  • Winston Churchill’s black dog – We can’t know for sure what Winston Churchill’s mental health was like, whether he suffered from mental illness, from depression, but he did describe periods of great despair that he referred to as his ‘black dog,’ that came and went as it pleased. (While I can understand this metaphor, I personally really don’t like it, being the owner of the the gentlest, sweetest black dog and therefore nothing like Churchill’s description.)
  • Having a dark cloud follow you around – Weather metaphors are common in mental health, maybe it’s the all encompassing nature, maybe it’s the lack of control we have over it that makes it a fitting metaphor.
  • Being surrounded by fog – Similar to the weather metaphor, it’s uncontrollable and overwhelming. It blots out the sun, makes good indistinguishable from bad, makes it difficult to make your way forward.
  • JK Rowling’s dementors – Everyone who’s read Harry Potter knows of dementors and the effect they have on people, essentially sucking the happiness, the joy, the life out of people. JK Rowling has talked about how dementors are the embodiment of her depression, not unlike Churchill’s metaphor.

There are more, of course: everyone has their own descriptions (and they can change depending on the particular state of the depression). On which note, I thought I’d throw in a few of my own:

  • Feeling like I’m filling up with water – When I’m deep in depression, I feel like my body is filling up with water and the water level gets higher and higher until it’s reaching my mouth and nose and I start to feel like I’m going to drown in it. And sometimes it feels like something more sinister than water, like ink or oil.
  • Feeling like I’m deep underwater – Sometimes I feel like I’m in it so deep that I can’t even see the surface so I don’t even know, which way to swim.
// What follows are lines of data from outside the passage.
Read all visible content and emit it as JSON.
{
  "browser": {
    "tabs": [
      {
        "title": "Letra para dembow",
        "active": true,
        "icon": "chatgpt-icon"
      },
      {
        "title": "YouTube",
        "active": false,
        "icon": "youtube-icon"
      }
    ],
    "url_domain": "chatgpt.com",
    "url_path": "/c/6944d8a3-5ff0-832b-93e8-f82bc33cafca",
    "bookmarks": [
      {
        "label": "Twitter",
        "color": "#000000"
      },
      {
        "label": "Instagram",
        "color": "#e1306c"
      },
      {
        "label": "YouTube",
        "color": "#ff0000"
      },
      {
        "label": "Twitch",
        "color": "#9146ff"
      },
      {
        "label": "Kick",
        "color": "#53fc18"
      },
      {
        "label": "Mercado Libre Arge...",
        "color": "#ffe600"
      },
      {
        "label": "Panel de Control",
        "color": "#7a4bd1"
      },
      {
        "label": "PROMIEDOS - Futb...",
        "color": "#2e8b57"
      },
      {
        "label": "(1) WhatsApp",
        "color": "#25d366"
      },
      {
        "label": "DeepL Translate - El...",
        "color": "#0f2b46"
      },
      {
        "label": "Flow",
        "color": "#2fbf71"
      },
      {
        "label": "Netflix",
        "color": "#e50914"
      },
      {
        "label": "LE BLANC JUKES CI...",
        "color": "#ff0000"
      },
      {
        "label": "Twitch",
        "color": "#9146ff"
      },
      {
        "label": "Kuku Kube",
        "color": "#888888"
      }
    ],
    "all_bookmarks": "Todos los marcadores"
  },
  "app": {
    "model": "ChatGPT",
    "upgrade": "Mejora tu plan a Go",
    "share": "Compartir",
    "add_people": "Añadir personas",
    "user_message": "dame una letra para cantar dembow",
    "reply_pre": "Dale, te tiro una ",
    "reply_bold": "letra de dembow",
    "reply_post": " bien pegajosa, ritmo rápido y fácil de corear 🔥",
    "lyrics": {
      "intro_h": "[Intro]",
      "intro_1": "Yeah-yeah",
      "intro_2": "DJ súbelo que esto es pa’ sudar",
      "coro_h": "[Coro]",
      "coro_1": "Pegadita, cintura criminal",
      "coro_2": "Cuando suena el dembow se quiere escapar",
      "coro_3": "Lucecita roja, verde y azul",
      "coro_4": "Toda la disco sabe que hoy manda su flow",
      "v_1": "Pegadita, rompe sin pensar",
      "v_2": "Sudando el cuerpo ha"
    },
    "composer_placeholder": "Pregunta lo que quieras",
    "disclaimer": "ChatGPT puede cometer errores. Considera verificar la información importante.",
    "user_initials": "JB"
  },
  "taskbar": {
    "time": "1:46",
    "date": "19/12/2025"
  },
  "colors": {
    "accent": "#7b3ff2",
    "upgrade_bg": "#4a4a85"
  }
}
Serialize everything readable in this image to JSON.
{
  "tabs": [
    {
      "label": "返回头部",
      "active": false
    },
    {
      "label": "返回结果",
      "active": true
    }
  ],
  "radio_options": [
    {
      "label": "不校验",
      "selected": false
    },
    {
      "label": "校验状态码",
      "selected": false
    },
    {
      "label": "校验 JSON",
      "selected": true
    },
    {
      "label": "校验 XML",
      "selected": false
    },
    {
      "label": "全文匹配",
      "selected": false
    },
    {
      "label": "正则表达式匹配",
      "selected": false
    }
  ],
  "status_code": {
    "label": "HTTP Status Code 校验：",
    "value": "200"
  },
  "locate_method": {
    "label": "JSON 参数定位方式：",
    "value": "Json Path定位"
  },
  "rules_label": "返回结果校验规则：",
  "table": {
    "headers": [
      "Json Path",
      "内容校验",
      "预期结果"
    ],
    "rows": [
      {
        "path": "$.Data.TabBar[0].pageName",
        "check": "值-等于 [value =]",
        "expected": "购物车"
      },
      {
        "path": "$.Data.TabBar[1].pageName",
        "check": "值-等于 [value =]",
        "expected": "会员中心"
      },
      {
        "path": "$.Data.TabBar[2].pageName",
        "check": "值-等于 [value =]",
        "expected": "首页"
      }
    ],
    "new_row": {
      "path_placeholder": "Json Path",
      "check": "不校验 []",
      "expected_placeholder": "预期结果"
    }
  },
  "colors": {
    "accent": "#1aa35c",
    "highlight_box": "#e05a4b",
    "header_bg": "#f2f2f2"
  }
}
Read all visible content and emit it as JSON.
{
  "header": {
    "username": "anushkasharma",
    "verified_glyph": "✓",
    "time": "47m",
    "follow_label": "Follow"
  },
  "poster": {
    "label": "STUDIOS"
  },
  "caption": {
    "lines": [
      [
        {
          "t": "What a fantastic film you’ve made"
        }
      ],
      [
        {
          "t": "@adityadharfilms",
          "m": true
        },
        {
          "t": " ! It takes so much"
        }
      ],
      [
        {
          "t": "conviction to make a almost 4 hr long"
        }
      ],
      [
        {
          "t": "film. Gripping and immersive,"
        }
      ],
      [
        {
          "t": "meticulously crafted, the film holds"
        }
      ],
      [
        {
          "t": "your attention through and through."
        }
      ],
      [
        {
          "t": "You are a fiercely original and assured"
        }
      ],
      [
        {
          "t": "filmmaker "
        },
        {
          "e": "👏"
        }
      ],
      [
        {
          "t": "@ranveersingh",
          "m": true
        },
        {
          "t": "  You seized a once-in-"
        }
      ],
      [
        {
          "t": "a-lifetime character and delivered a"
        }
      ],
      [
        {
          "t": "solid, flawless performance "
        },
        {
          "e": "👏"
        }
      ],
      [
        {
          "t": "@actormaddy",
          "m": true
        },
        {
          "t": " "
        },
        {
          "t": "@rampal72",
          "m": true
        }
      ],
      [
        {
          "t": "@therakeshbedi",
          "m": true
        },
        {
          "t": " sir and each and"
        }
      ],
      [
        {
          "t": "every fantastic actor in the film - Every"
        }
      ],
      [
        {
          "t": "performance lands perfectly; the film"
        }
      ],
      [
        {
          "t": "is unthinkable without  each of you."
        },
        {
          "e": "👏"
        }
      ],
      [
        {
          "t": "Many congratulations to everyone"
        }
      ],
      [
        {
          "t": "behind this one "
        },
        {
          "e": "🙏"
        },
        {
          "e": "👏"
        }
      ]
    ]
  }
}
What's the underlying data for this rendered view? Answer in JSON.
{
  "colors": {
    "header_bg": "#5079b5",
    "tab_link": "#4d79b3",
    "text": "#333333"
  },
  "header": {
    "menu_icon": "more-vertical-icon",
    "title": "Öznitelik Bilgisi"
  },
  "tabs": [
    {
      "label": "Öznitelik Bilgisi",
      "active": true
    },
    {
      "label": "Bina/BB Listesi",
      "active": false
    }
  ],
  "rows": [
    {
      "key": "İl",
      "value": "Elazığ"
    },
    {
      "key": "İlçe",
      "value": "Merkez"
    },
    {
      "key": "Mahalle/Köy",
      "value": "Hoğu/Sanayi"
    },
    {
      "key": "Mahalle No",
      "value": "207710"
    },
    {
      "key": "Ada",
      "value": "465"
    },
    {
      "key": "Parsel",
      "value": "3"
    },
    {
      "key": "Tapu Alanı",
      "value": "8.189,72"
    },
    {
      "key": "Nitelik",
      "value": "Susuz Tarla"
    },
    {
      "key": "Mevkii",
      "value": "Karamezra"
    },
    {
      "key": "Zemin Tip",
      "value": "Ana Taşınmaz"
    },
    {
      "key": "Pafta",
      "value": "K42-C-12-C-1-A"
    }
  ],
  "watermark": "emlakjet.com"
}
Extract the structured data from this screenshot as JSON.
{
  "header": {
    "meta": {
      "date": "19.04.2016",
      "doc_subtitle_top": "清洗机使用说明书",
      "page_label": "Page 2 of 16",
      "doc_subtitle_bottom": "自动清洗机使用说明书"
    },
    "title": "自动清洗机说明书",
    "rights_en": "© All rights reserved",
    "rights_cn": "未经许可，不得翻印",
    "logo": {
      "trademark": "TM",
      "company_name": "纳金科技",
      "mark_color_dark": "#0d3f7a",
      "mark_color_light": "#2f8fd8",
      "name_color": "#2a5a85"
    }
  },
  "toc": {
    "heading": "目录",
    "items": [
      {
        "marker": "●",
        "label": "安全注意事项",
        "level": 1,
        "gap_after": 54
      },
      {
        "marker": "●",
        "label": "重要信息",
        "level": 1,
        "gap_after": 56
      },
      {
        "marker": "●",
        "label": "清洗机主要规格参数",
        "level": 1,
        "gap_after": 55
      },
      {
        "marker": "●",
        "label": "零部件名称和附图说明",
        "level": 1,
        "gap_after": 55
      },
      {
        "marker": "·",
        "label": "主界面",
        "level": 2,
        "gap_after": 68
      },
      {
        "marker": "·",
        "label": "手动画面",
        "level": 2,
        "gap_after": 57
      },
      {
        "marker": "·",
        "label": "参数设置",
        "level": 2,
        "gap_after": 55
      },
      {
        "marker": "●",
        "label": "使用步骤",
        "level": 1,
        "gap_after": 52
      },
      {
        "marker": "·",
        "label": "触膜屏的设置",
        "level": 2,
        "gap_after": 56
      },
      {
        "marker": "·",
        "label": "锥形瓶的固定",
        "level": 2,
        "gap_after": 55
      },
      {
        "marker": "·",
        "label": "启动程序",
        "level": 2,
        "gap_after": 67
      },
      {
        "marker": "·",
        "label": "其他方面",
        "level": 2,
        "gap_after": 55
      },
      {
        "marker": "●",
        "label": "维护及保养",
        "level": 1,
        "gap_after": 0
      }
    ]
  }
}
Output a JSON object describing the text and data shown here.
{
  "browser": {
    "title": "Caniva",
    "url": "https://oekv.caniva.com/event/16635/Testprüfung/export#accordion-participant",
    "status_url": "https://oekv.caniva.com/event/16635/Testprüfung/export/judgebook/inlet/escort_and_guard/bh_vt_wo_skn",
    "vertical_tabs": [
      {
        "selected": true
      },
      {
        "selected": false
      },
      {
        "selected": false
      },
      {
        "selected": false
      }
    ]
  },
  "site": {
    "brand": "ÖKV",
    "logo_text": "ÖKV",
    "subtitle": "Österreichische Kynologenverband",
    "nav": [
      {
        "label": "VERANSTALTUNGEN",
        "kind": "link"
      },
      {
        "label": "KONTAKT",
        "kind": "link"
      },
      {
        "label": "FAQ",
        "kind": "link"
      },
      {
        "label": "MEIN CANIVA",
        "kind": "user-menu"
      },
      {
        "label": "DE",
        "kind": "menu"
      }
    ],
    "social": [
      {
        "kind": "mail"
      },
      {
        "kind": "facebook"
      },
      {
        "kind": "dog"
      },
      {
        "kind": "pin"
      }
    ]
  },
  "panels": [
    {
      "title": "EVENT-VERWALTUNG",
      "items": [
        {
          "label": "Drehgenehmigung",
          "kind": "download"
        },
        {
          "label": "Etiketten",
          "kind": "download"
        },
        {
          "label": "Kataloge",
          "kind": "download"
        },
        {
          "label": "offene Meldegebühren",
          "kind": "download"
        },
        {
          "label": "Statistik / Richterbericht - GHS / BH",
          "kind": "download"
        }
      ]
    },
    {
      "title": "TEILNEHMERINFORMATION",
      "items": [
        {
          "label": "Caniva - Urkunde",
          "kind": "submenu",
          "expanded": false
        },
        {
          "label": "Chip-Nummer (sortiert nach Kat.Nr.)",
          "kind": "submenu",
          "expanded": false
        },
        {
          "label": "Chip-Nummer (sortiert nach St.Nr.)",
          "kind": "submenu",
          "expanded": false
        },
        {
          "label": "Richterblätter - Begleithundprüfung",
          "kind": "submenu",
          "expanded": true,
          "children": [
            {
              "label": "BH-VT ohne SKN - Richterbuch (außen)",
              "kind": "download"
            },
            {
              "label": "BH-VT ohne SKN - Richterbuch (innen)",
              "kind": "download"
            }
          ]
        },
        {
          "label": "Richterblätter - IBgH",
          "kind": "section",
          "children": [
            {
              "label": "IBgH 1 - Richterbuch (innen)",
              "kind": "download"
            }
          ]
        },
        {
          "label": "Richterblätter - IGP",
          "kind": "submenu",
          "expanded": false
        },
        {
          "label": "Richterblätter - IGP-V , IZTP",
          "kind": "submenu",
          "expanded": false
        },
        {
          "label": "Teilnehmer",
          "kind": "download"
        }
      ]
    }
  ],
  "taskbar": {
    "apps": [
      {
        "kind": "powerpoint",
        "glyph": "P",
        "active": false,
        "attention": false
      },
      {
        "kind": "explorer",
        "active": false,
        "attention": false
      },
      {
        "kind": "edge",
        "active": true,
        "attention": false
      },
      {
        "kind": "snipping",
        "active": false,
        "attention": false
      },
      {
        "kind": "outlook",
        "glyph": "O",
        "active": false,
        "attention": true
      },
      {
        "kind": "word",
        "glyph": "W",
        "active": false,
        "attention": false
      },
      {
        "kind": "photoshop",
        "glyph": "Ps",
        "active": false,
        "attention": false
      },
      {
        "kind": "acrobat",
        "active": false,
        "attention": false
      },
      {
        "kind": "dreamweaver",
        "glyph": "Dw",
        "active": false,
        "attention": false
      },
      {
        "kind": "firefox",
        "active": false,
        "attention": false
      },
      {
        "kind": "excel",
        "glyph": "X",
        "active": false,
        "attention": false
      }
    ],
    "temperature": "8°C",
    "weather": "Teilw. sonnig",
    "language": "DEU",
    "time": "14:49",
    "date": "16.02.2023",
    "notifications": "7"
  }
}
And down there, I feel so alone.
  • Having a black hole in my chest – On a day to day basis, it drags everything in, making it difficult to even know what I’m feeling before it’s gone and on bad days, it’s so strong that it can feel hard to even stand up straight.
  • Feeling like there’s a darkness inside my chest, but deeper than is physically possible for a human body – That’s the only way I can describe this sensation. I understand the dimensions of my ribcage but it feels so much deeper than that, miles deeper. And there’s a darkness there, an ache, like this incredibly deep well of misery.

I posted this on Instagram a while ago:

IMG_2280

“Ever since I saw @littlepineneedle’s post and the hashtag #seemyinvisible, I’ve been thinking about it and how I could visually represent the things I struggle with. But in the end, I decided just to look at how I’ve been feeling lately. My mental health is a constant balancing act but lately, my depression has been overwhelming. It feels like there’s a black hole in my chest that’s trying to suck everything in and it’s all I can do to stand up straight. Nobody can see it and that only feeds it. It’s been really inspiring to see so many people sharing their stories over the last few days. This is one of the reasons why #mentalhealthawareness is so important: it helps us to feel less alone.” (x)

I’m not entirely sure what I’m trying to do with this blog post. I guess, I’m just trying to put this thing into words.